From the Pulitzer Prize-winning author of A Visit From the Goon Squad, an historical novel set in WWII New York about a young woman who becomes a diver in a Naval ship yard and strikes up a relationship with a local gangster who may be connected to her father's disappearance.
This is a big, traditional historical novel — in the manner of a Ken Follett or Herman Wouk ... Like every good historical novel I've ever read, the storyline of this one is as hokey as hell and completely transporting. Manhattan Beach is ambitiously and deliciously plot-driven, and it boldly helps itself to a wide library of earlier New York stories ... Manhattan Beach isn't flawless. Especially at the beginning, Egan strains to convince readers of the authenticity of her story and intrusively references too many brand names and period details: Ivory Flakes for washing, automats, the 40-cent boxed chicken lunches that Anna buys at the Navy Yard. But to focus on scattered imperfections would be like focusing on the litter of New York City streets while ignoring the wonder of the city itself. Manhattan Beach is a big gorgeous tribute to New York City and its seaport. In drawing from the classic catalog of New York stories, Manhattan Beach also takes its place among them.
...a dreadnought of a World War II-era historical novel, bristling with armaments yet intimate in tone. It’s an old-fashioned page-turner, tweaked by this witty and sophisticated writer so that you sometimes feel she has retrofitted sleek new engines inside a craft owned for too long by James Jones and Herman Wouk ... How to search for a body underwater, how to facilitate your rescue if lost and drifting at sea, how to run a nightclub, how to bribe a cop, how to care for an invalid — you learn things while reading this novel. Egan’s fiction buzzes with factual crosscurrents, casually deployed ... Egan is a generous writer. She doesn’t write dialogue, for example, so much as she writes repartee. Many writers’ books go slack when their characters open their mouths, as if dullness equals verisimilitude. Egan’s minty dialogue snaps you to attention ... If I have a complaint about Manhattan Beach, it’s that while Egan is in full command of her gifts, there’s only rarely a sense that she’s pushing herself, or us. This novel is never estranging. It never threatens to overspill its levees, or to rip us far from shore and leave us there for a while. Egan works a formidable kind of magic, however. This is a big novel that moves with agility. It’s blissfully free of rust and sepia tint. It introduces us to a memorable young woman who is, as Cathy longed to be again in Wuthering Heights, 'half savage and hardy, and free.'”

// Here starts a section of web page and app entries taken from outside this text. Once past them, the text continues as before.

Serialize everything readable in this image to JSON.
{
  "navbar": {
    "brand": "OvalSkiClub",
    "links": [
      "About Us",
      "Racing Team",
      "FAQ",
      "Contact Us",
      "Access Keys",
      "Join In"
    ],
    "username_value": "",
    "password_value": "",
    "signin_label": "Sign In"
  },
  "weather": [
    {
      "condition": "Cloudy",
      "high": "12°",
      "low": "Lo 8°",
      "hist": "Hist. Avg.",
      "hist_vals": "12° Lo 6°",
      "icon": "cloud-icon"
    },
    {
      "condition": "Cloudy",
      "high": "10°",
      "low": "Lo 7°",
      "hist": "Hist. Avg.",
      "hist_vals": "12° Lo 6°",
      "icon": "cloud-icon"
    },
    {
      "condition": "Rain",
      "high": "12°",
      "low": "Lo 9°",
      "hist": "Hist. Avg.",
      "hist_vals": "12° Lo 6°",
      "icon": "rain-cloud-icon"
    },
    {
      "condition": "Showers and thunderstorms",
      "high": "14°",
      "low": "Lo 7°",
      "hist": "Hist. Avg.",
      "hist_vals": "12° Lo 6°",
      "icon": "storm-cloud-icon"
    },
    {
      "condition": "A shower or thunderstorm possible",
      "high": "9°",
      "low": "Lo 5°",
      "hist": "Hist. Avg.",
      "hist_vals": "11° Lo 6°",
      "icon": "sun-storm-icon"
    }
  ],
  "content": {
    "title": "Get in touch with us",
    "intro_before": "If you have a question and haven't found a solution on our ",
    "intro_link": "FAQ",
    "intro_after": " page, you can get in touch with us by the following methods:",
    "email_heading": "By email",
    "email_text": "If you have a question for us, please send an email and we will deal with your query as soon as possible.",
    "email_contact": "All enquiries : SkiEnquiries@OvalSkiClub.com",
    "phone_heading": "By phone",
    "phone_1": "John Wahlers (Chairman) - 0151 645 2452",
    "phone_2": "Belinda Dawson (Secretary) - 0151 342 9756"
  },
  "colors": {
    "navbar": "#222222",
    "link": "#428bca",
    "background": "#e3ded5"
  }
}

Egan deftly and movingly joins Manhattan Beach’s ostensibly very different characters with surprising parallelisms, arresting images, and an ethically capacious gaze...her characters attain a shared humanity across boundaries of race, gender, or moral code. The gangster Dexter Styles elicits as much empathic care as does the plucky, indomitable Anna ... Throughout the novel, Egan summons the sea in all its primordial allure and exploits all of water’s myriad associations and oppositions — depth and surface, buoyancy and gravity, the unconscious, cleansing, and rebirth — in a book that shimmers with poetry. At once a suspenseful novel of noir intrigue, a gorgeously wrought and richly allusive literary tapestry, and a transporting work of lyrical beauty and emotional heft, Manhattan Beach is a magnificent achievement.